It’s easy enough for the GOP to write off Los Angeles County, but a bill has been introduced this year that would impose a similar redistricting scheme on San Diego County, although it would allow some influence of decline-to-staters. San Diego County has a Democratic majority, but Republicans control four of five supervisor seats. It’s easier to see partisan designs here. Republicans can expect Democrats to take this approach to other counties where Republicans have significant power, from Orange to San Bernardino to Riverside to Fresno.
“The Democrats are using the legislative process to severely weaken GOP influence at the county level, which is their stronghold,” said Alan Clayton, a redistricting expert and Democrat who has been involved in efforts to boost Latino voting representation over the last 30 years. He says it’s similar to the way the Texas Legislature marginalized Democrats in the 2011 congressional election, which is something he strongly condemned.
The Trump administration could take cues from the Obama Justice Department, which took aim at that redistricting play.
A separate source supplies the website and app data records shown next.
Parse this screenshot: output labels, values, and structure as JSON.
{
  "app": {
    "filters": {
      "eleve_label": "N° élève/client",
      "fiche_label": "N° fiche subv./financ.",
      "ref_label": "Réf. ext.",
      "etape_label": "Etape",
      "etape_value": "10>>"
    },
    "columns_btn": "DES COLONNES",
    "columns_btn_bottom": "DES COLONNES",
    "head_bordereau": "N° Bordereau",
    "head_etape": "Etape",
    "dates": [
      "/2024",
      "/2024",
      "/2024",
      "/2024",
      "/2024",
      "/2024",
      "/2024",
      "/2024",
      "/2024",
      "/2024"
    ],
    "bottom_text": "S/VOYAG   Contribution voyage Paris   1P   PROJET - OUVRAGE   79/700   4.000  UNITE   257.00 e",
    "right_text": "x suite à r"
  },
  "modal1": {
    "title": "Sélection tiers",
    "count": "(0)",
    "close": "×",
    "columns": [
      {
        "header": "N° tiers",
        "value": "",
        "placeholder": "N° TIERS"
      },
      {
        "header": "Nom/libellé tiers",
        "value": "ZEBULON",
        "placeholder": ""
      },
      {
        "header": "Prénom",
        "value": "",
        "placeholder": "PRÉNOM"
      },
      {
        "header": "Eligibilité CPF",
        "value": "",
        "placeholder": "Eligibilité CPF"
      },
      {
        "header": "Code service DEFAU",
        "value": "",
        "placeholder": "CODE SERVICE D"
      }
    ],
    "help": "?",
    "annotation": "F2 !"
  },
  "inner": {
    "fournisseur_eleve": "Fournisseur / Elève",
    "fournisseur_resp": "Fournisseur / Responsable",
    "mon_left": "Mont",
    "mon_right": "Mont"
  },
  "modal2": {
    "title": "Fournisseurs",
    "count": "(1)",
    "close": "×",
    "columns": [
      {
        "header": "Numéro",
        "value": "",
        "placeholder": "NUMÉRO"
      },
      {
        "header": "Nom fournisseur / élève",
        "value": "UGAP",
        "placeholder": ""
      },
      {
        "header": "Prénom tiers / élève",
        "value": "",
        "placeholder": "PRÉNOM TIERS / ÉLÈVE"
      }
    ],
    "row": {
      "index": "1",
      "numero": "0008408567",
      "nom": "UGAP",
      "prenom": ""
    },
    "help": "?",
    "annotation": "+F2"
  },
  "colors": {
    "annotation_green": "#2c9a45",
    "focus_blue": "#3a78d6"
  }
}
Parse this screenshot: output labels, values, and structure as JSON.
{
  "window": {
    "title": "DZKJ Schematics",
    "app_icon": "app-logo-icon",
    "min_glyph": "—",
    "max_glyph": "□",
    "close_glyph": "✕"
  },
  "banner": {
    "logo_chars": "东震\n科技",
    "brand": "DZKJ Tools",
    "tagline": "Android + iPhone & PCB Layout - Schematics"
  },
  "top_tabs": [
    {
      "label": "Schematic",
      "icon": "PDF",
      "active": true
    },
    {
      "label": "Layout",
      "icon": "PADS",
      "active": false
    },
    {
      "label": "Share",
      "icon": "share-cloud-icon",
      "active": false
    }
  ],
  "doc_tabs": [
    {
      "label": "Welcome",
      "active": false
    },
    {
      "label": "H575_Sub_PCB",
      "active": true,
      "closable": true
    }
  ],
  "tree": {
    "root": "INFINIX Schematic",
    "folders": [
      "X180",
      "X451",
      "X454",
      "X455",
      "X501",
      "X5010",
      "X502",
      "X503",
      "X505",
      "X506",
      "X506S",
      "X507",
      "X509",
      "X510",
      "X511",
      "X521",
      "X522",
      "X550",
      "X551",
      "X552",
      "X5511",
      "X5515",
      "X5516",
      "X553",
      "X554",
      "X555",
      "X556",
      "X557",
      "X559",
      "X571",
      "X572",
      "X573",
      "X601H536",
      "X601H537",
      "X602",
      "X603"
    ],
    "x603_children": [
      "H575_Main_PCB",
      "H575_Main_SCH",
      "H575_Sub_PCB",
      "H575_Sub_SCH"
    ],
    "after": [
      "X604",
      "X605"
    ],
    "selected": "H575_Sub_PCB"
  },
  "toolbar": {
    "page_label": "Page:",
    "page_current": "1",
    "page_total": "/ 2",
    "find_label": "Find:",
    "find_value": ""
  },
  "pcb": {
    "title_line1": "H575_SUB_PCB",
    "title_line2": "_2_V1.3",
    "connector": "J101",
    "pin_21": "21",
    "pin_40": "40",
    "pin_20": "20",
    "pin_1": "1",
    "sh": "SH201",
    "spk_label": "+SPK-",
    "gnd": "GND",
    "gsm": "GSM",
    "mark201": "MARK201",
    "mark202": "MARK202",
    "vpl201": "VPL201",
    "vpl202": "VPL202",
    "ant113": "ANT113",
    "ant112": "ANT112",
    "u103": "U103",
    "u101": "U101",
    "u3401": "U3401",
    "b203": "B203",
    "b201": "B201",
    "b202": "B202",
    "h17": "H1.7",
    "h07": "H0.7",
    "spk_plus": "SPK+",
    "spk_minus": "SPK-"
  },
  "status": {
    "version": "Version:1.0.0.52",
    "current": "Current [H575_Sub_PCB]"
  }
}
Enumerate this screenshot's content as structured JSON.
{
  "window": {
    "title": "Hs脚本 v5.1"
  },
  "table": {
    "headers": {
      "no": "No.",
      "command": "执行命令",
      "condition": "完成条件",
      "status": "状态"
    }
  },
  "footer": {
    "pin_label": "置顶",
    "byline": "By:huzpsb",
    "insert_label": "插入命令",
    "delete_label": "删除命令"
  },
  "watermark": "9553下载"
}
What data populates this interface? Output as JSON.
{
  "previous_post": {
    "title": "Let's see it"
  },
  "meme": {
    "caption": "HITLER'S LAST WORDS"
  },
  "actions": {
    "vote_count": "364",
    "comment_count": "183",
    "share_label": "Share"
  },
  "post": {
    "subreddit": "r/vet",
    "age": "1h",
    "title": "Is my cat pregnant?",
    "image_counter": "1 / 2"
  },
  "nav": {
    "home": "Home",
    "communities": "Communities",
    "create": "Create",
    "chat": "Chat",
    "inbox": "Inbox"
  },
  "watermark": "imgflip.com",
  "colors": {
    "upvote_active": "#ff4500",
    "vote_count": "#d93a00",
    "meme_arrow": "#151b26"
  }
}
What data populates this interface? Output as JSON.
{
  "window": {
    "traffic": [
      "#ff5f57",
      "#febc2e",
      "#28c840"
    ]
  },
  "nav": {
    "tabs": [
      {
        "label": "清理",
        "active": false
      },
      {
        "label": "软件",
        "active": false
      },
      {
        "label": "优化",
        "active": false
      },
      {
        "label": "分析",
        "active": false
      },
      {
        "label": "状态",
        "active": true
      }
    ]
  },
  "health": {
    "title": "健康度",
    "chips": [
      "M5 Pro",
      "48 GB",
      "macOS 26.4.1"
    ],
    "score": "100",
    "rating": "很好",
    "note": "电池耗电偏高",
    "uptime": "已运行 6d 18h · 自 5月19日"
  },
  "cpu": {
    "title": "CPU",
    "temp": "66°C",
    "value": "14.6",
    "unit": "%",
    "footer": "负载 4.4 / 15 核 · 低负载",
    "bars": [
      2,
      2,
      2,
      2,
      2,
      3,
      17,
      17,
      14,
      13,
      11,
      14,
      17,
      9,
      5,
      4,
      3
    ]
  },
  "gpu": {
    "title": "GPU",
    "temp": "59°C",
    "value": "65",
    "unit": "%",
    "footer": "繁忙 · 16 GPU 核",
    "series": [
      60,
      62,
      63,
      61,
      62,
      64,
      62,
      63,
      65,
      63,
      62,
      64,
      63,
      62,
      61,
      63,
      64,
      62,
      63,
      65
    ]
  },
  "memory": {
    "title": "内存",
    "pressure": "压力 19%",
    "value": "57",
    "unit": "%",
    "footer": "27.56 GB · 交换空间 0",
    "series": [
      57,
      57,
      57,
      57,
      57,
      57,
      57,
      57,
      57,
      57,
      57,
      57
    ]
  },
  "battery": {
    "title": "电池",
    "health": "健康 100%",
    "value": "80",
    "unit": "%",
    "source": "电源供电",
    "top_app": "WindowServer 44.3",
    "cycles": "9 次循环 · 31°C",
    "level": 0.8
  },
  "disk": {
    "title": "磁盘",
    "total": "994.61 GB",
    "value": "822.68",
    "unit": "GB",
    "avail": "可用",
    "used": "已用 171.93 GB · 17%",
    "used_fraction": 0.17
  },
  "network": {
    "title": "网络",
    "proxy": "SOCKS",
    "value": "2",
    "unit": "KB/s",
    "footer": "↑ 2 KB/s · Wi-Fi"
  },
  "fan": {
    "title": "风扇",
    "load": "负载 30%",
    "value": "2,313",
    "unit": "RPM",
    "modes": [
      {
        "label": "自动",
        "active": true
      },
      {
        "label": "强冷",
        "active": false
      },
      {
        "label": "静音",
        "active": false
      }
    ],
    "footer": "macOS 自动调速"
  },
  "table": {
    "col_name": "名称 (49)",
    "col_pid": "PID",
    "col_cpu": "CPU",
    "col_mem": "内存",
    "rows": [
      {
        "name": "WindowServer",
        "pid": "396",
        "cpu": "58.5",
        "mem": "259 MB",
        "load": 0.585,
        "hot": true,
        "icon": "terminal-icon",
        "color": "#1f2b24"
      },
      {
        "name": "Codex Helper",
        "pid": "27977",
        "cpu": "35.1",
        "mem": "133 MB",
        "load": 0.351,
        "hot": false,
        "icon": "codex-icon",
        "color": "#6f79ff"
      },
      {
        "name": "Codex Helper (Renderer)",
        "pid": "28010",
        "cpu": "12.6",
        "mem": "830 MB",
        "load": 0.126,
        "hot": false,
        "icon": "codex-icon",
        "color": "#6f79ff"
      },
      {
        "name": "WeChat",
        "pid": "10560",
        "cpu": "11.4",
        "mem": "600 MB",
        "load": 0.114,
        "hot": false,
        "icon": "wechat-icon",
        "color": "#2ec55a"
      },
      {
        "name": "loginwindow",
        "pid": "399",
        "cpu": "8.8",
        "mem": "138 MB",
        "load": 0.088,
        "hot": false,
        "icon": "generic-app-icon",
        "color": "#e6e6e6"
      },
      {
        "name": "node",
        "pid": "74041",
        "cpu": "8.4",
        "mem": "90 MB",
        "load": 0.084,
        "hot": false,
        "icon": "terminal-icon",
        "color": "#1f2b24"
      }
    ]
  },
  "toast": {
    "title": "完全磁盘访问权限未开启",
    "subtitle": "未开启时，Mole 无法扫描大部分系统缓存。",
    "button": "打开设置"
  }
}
But it would help if some Republicans in Sacramento tried to get the administration’s attention on this.
Furthermore, Sen. Lara this year has introduced S.B. 691, which would require candidates for almost all city and county offices to “disclose his or her party preference, or indicate that he or she declines to disclose a party preference, on the affidavit of the nominee.”
“The most important issue here is this is an attack on the nonpartisan system for city council and down-ticket races that’s been effective for decades,” Clayton added.
Like all reforms from the Progressive Era (the initiative, recall and referendum), nonpartisan elections never took the party influence or big money out of the process, as Gov. Hiram Johnson had hoped. But with Democrats in control of every lever of power, Republicans and third-party candidates can still have relevance thanks to these measures. Direct democracy still gives, say, taxpayer advocates the chance to go directly to voters to reduce taxes or halt some crazy new law. And in a world where people often vote party label, the nonpartisan approach is helpful to non-Democrats. It’s ironic that conservatives here are dependent on early 20th century progressive reforms to stay in the game, but that’s just the reality we live with.
If legislative leaders wanted to actually improve representation at the county level, they could expand the number of supervisors. It’s absurd to have counties with 10 million, 3 million or even 1 million residents represented by only five supervisors. But that’s not what’s going on here, which is merely an effort to put the final dagger in the heart of the state GOP.
It’s time for Republican leaders to wake up to what’s happening and to enlist the help of the feds, given the voting-rights implications. If they don’t start soon, there may not be any reason left to bother.
Image by Baitong Sathitkun